## Required work
In the records below, find each line with "lock" and copy it.

+++ Extracted entries +++

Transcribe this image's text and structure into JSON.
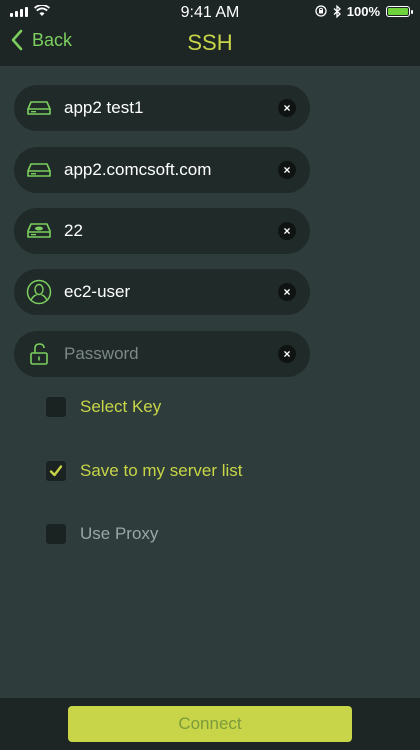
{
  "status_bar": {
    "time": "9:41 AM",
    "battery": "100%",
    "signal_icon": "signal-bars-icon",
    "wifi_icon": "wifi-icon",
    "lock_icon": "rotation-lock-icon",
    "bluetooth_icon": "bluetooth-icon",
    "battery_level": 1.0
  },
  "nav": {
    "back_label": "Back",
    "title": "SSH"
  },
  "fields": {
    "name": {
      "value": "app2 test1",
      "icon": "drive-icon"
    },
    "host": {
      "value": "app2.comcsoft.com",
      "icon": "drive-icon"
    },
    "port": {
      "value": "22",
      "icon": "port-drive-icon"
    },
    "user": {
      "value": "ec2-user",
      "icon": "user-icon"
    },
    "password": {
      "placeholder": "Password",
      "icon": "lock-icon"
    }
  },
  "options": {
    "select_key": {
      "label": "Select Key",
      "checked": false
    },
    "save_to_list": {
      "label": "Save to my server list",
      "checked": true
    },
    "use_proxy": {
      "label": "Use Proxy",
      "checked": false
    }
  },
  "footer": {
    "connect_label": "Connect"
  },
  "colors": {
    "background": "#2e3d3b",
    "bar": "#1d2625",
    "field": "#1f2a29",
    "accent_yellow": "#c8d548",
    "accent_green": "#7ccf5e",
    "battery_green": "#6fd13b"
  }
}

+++

## Exercise output
    "lock_icon": "rotation-lock-icon",
      "icon": "lock-icon"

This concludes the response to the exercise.